> _WHAT YOU HAVE TO DO_
From the entries, return every line where the string "Personal" shows up.

EXERCISE DATA below:

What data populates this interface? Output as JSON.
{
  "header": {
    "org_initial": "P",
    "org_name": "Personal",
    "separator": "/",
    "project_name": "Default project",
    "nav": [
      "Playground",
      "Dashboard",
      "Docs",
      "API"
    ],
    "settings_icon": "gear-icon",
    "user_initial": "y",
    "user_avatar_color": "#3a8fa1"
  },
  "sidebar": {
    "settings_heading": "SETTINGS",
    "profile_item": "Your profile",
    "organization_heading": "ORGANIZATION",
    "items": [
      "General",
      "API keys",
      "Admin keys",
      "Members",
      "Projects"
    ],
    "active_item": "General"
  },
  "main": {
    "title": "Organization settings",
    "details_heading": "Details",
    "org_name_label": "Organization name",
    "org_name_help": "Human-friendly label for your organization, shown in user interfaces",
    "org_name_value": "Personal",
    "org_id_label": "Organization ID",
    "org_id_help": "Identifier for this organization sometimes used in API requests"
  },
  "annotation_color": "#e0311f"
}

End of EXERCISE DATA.

> _RESULT OF THE TASK_
    "org_name": "Personal",
    "org_name_value": "Personal",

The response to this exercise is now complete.